When schools abruptly closed in March, Atlanta Public Schools organized a comprehensive meal delivery program to make sure its students had enough to eat during the shutdown. They delivered 160,000 each week, from March through the end of the school year.
Feeding more than 75% of the district’s 52,000 students is no small task. To pull it off, the nutrition department gathered all available resources. They started with their own staff. Nutrition employees at 12 of the district’s 91 sites assembled weekly meal bags with food from their foodservice contractor, Southwestern Foodservice Excellence. They deployed 10 refrigerated trucks to these schools to provide overflow storage. District employees from the facilities and security departments loaded meal bags onto district buses. District drivers traveled their routine bus routes to transport meals throughout the district.
“It was an all-hands-on-deck approach,” says executive director of nutrition, Dr. Marilyn Hughes.
Like many districts, Atlanta had to find its footing. The district started with a plan to deliver meals to students every day but soon shifted to a once-a-week model. During a two-hour window every Monday, families picked up a week’s worth of food.
During a typical school year, the district operates a total of 75 kitchens, feeding 40,000 students per day. The huge spring program—which ran through the third week in May—distributed a similar number of meals.
The child nutrition team is proud that they delivered, but it was about more than the numbers for Hughes and the staff. They engaged with families in new ways to identify foods kids would eat and to ensure that the food they delivered was stored and prepared properly.
The district held tasting feedback sessions via Zoom where they fielded comments from families and identified “fan favorites.”
“This was very effective,” Hughes says, “because [students] didn’t like everything we were serving. And that’s helpful information when you’re working with limited resources.”
For instance, the nutrition staff discovered that the burritos they were serving didn’t get high marks from students. So they started including a serving of salsa and decided to replace it with something else when they re-ordered. On the thumbs-up list from students: cheese sandwiches, frozen pizza, hot dogs, pancakes and corn with black beans. Students also like carrot sticks, especially with a side of ranch dressing.
Meal bags included instructions for storage, to help ensure that frozen foods made it to the freezer, and directions for preparing meals properly.
“With every meal we sent out, we had cooking instructions based on how to microwave,” Hughes says. “And we emphasized that all microwaves are not the same because of different wattages,” a detail that many parents appreciated.

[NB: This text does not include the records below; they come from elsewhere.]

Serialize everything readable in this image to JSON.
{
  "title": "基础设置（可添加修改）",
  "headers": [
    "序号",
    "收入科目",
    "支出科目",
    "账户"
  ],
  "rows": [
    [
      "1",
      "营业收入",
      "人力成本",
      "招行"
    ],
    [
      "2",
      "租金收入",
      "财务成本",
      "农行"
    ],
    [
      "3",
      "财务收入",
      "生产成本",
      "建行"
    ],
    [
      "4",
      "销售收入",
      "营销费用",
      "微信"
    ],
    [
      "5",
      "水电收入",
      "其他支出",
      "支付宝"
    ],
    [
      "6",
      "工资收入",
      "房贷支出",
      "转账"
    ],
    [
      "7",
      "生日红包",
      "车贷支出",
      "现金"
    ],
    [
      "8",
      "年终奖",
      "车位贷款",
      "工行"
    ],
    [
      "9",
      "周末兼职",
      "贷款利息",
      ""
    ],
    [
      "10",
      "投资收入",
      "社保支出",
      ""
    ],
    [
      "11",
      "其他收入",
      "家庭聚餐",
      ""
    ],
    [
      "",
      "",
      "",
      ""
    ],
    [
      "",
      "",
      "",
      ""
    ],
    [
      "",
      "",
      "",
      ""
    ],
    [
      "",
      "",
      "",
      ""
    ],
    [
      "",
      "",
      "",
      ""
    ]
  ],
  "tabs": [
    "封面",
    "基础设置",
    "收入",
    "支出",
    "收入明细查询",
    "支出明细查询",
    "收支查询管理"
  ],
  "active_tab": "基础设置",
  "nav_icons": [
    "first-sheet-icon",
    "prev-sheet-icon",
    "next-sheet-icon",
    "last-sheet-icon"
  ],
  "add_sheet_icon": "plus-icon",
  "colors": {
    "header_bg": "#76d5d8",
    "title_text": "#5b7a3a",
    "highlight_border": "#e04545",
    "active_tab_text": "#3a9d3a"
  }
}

Hughes says Atlanta Public Schools adheres to strict food safety standards. For instance, they check the temperature on random samples of bags. “If anything is wrong, that whole lot goes out,” she says. “We’re pretty stringent on that, simply because we want families to trust us for food safety.”
The district continued delivering some meals into the summer through partnerships with seven community partners. Each week, organizations such as Boys & Girls Clubs of Metro Atlanta, Horizons Atlanta, Atlanta Police Athletic League and Neighborhood Rescue distributed 20,000 district meals per week to students.
The Atlanta Public Schools ran their meal distribution program through the USDA’s Seamless Summer Option, which feeds all children in communities where 50% or more of students qualify for free or reduced school meal prices.
To cover supplemental costs of meal distribution, the district received a $100,00 donation from Kroger’s Zero Hunger | Zero Waste program to pay for cooler bags, which helped ensure that foods stayed at the proper temperature during transport. The Arthur M. Blank Family Foundation contributed $150,000 for additional packaging. The district also received financial support from the Dairy Alliance.
Community volunteers with Hands On Atlanta helped with a program—executed in collaboration with the school district—that distributed donated foods from the local food bank to families at the same time as meal bag deliveries. This program gave households access to groceries such as vegetables and shelf-stable, high-protein items alongside school meals.
Students in Atlanta Public Schools are learning remotely this fall. To receive meals, households place orders for five-day meal bags one week before delivery. All bags are delivered to curbside pickup locations on Mondays.
Overall, Hughes says the program has been a big success. She’s grateful for the ways the district and the community have come together to feed families. And they’re grateful for the families themselves. “We’ve really had strong public support.”